#### THE DATA ####

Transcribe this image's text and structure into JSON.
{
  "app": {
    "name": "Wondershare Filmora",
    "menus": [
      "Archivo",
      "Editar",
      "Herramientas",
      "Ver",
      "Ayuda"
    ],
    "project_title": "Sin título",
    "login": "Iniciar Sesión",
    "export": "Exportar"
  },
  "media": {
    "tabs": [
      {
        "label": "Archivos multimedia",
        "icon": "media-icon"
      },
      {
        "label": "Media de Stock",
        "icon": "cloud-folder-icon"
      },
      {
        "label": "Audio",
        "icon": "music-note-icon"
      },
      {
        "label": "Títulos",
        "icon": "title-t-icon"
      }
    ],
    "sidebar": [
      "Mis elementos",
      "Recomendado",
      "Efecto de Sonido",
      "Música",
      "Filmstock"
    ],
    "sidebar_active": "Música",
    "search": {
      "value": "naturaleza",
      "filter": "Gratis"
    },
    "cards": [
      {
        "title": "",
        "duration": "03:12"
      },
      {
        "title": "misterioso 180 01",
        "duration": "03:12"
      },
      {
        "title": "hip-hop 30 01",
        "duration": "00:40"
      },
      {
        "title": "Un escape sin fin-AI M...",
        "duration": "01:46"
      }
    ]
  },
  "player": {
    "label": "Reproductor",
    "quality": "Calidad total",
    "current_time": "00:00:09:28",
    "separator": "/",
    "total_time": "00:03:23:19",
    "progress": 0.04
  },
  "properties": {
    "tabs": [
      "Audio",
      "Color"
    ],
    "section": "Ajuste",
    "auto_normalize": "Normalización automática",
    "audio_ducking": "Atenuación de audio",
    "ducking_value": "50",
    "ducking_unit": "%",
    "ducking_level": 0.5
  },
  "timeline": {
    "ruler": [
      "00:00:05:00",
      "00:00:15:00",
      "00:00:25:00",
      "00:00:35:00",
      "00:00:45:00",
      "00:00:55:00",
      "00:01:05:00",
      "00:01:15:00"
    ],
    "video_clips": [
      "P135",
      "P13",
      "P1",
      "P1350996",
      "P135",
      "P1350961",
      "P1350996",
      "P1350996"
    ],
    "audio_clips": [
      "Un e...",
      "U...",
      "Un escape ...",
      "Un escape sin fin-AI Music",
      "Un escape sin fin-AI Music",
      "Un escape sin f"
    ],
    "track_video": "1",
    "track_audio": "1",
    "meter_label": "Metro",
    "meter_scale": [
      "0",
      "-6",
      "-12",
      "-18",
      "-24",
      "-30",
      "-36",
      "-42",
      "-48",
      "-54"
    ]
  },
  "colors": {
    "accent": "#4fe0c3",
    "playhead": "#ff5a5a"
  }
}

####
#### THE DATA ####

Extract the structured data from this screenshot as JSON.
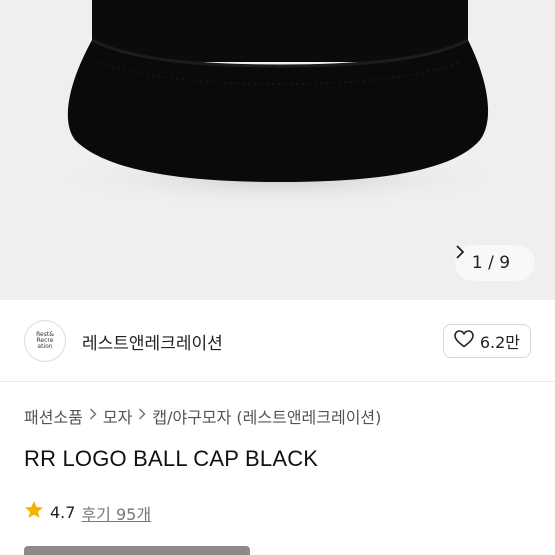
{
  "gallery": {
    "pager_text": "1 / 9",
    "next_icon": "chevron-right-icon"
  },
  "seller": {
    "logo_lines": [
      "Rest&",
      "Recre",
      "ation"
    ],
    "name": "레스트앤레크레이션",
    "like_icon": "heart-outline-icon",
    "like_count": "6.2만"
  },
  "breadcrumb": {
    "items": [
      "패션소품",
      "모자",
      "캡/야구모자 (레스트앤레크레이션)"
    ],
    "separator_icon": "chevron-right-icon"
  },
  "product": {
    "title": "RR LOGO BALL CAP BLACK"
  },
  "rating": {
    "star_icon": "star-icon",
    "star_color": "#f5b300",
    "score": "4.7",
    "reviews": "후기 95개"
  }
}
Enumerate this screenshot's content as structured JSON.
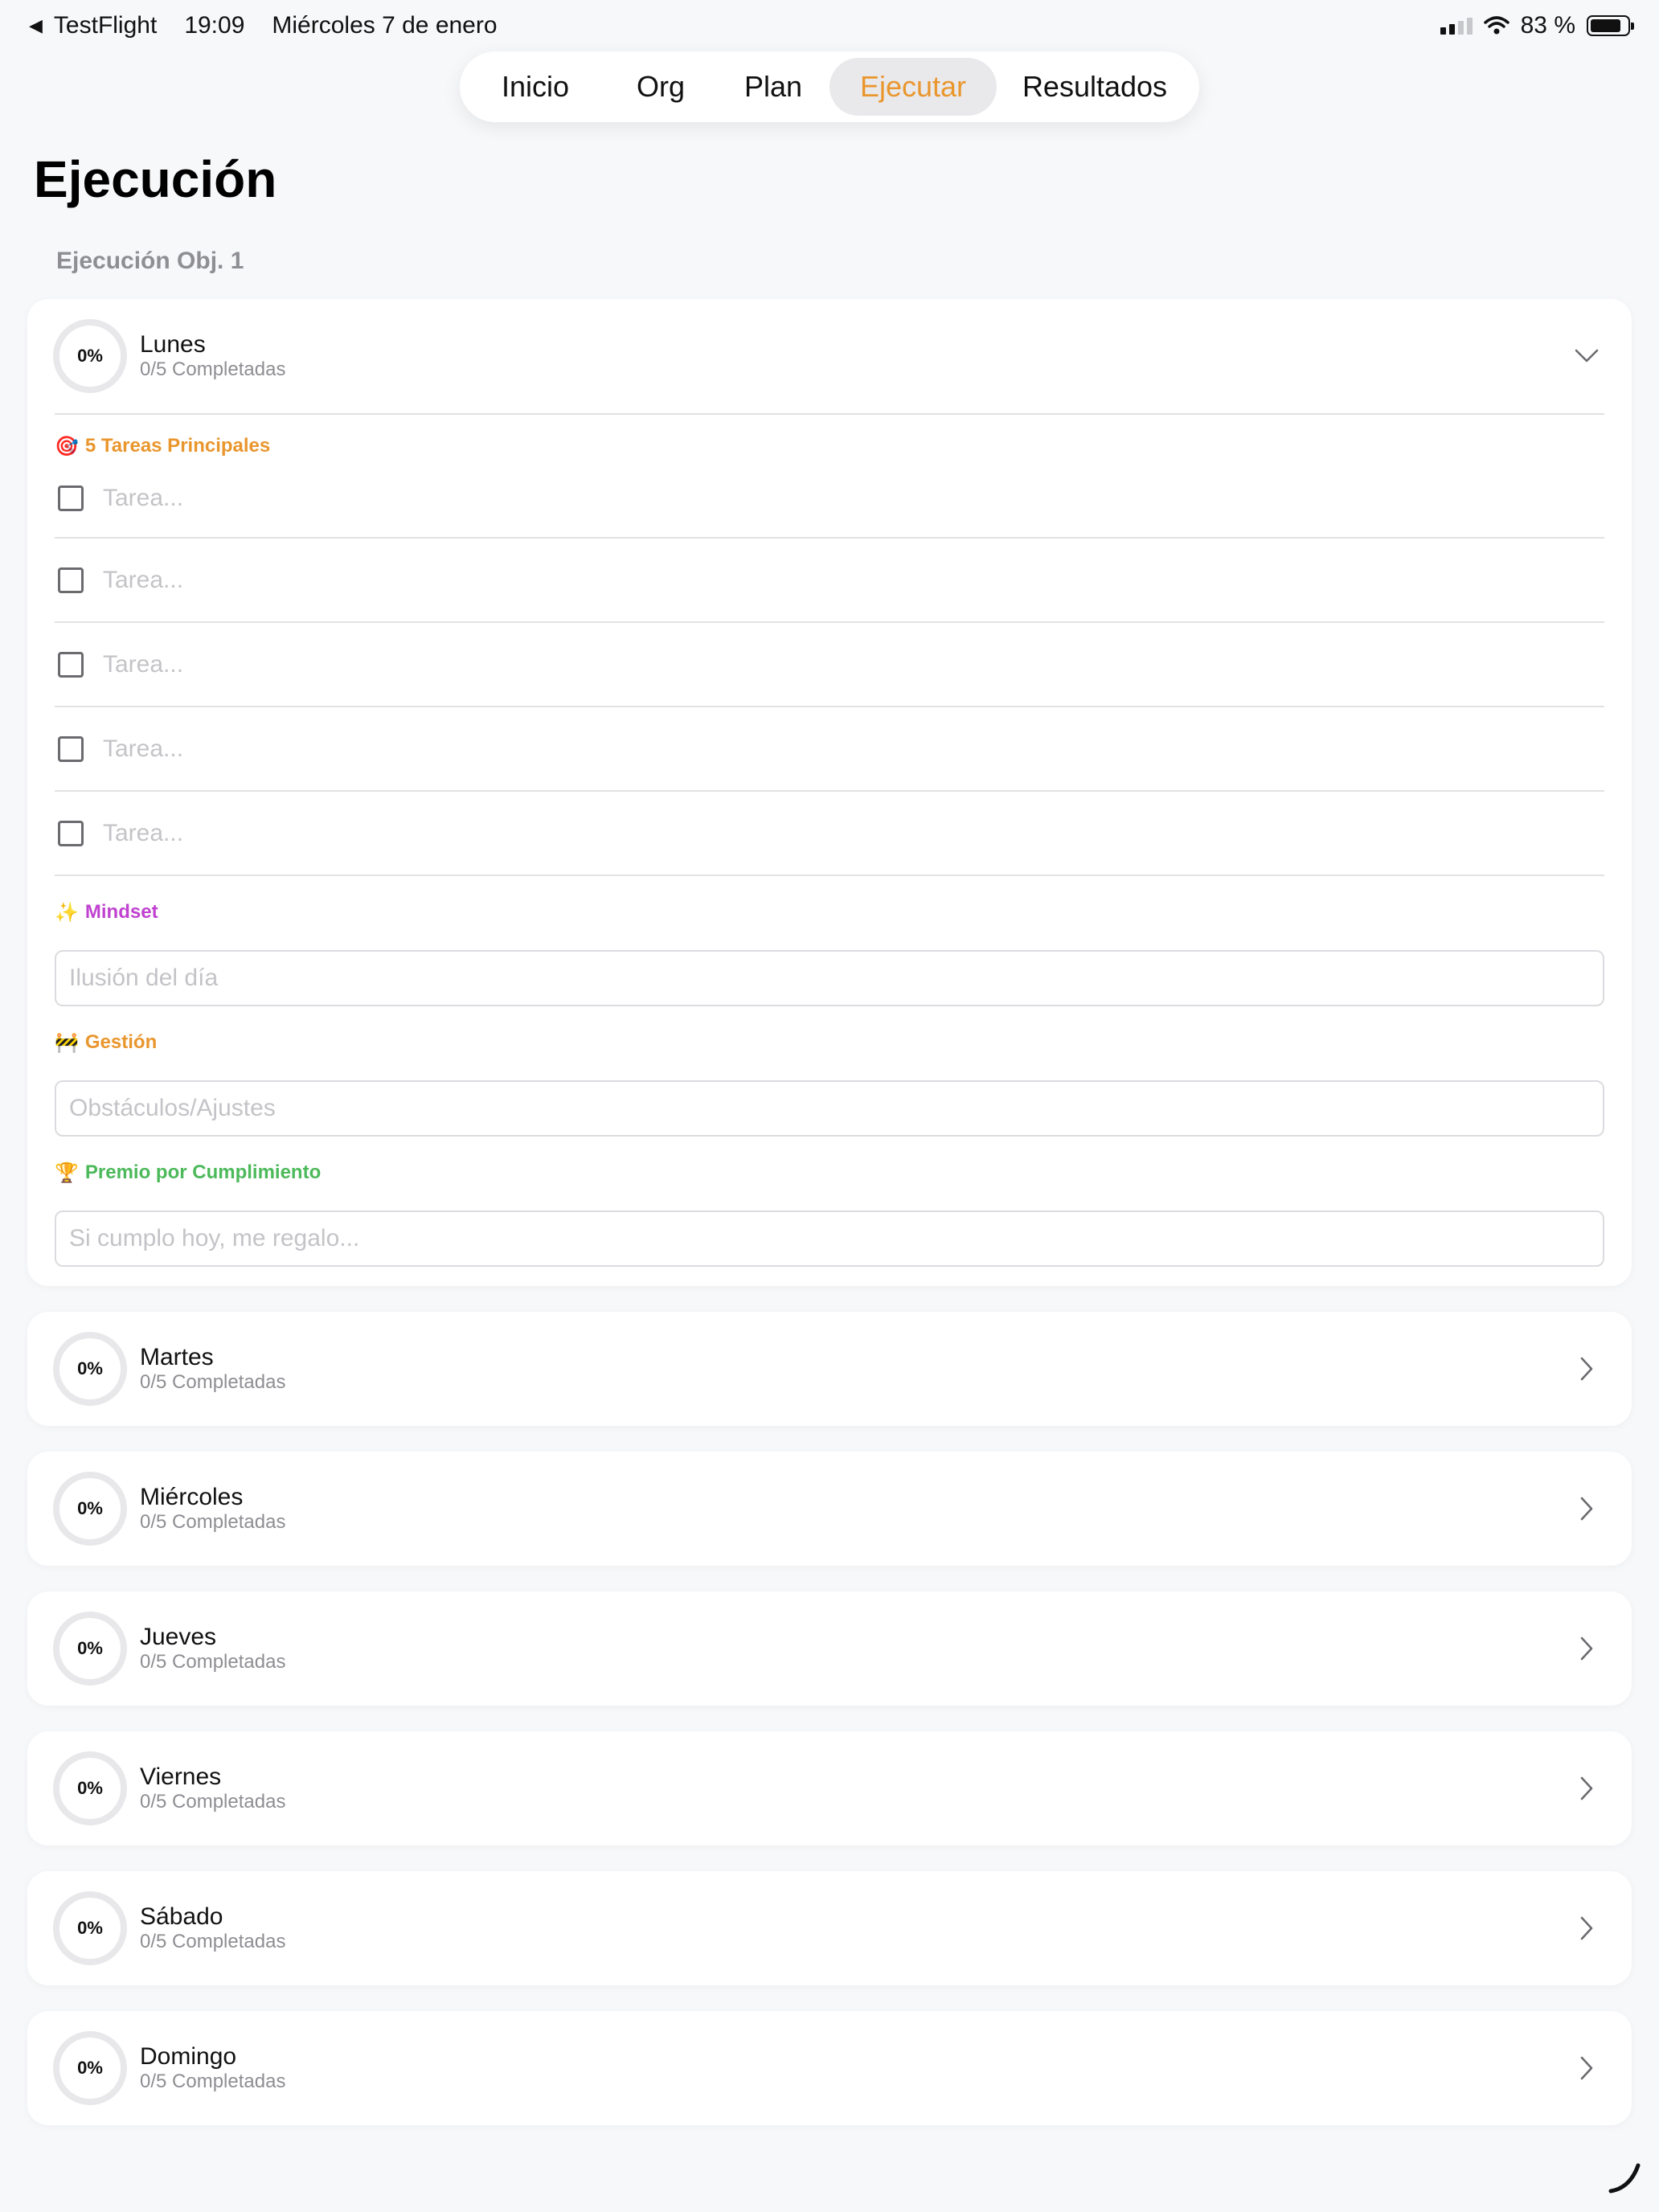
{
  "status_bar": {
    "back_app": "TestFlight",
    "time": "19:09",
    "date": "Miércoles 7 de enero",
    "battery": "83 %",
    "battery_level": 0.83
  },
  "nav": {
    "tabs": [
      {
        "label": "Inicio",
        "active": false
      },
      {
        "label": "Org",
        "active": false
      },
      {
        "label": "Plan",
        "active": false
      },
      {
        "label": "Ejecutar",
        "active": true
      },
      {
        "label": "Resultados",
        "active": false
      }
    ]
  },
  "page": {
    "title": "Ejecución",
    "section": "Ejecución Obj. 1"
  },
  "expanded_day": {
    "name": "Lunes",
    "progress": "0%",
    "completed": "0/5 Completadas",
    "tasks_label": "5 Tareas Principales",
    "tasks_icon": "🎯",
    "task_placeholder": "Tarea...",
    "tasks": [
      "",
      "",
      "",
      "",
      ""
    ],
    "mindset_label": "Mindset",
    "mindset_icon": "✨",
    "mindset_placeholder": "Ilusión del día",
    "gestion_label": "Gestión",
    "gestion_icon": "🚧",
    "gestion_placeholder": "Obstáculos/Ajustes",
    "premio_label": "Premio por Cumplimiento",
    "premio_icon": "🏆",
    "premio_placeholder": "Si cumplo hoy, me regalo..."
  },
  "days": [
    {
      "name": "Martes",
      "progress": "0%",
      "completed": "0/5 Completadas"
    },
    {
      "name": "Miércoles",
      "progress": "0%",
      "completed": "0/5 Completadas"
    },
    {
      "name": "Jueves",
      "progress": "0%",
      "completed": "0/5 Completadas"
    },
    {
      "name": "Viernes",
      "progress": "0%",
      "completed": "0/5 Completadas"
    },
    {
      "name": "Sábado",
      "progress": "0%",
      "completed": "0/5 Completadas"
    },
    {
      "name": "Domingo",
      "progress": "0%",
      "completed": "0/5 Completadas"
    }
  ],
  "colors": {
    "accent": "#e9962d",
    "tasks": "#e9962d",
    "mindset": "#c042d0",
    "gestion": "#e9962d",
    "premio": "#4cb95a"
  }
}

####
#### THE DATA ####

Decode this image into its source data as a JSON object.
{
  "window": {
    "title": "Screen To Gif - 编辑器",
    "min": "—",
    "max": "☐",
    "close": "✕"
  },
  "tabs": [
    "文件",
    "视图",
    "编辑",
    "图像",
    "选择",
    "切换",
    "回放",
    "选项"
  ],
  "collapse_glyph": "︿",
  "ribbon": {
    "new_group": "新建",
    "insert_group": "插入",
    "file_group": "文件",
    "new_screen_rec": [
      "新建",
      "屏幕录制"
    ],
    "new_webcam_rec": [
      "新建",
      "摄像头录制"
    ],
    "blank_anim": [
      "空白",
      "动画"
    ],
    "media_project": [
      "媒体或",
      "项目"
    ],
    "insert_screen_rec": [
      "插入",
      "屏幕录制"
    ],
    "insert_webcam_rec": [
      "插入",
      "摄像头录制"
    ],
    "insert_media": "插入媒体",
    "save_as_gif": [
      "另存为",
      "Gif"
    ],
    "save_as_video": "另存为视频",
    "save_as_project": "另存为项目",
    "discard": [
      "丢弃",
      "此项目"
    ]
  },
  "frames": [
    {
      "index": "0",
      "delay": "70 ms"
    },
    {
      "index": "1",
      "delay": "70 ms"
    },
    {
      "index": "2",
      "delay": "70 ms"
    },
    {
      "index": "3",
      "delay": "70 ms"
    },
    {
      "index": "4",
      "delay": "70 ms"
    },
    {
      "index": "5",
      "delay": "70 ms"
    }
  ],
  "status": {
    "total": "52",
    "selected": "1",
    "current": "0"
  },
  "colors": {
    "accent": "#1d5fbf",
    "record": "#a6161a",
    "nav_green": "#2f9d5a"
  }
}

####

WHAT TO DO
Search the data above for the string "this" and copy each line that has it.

THE ANSWER
Transcribe this image's text and structure into JSON.
Extract the structured data from this screenshot as JSON.
Enumerate this screenshot's content as structured JSON.
Decode this image into its source data as a JSON object.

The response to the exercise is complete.